EXERCISE AIM: Of the lines below, copy those that hold the word "username".
(AVAILABLE RECORDS)
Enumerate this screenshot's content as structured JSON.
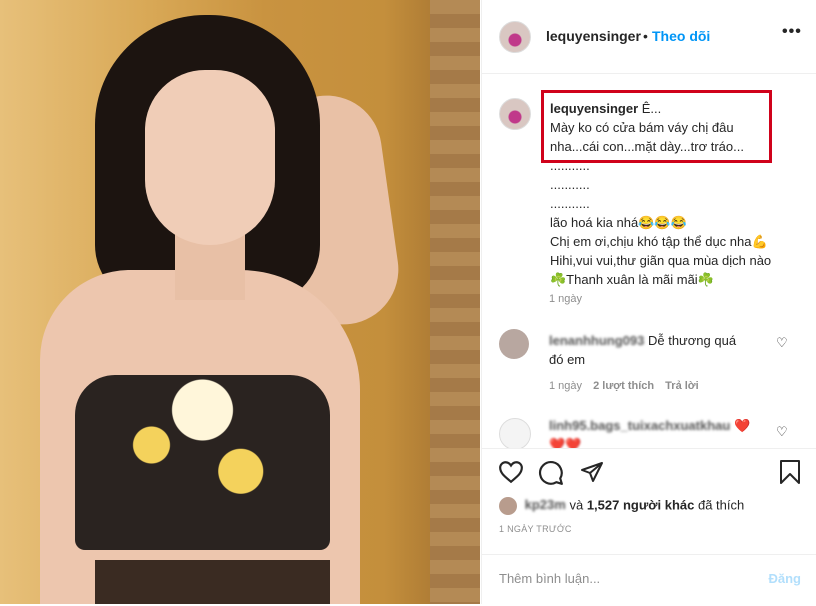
{
  "post": {
    "username": "lequyensinger",
    "dot": "•",
    "follow": "Theo dõi",
    "more": "•••"
  },
  "caption": {
    "username": "lequyensinger",
    "lines": [
      "Ê...",
      "Mày ko có cửa bám váy chị đâu",
      "nha...cái con...mặt dày...trơ tráo...",
      "...........",
      "...........",
      "...........",
      "lão hoá kia nhá😂😂😂",
      "Chị em ơi,chịu khó tập thể dục nha💪",
      "Hihi,vui vui,thư giãn qua mùa dịch nào",
      "☘️Thanh xuân là mãi mãi☘️"
    ],
    "time": "1 ngày"
  },
  "comments": [
    {
      "username": "lenanhhung093",
      "text_line1": "Dễ thương quá",
      "text_line2": "đó em",
      "time": "1 ngày",
      "likes": "2 lượt thích",
      "reply": "Trả lời"
    },
    {
      "username": "linh95.bags_tuixachxuatkhau",
      "text_line1": "❤️",
      "text_line2": "❤️❤️"
    }
  ],
  "likes": {
    "user": "kp23m",
    "text_mid": "và",
    "count": "1,527 người khác",
    "text_end": "đã thích"
  },
  "date": "1 NGÀY TRƯỚC",
  "add_comment": {
    "placeholder": "Thêm bình luận...",
    "post": "Đăng"
  },
  "icons": {
    "like": "heart-outline-icon",
    "comment": "comment-bubble-icon",
    "share": "paper-plane-icon",
    "save": "bookmark-icon"
  }
}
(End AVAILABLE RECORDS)
COMPLETED EXERCISE:
    "username": "lequyensinger",
    "username": "lequyensinger",
      "username": "lenanhhung093",
      "username": "linh95.bags_tuixachxuatkhau",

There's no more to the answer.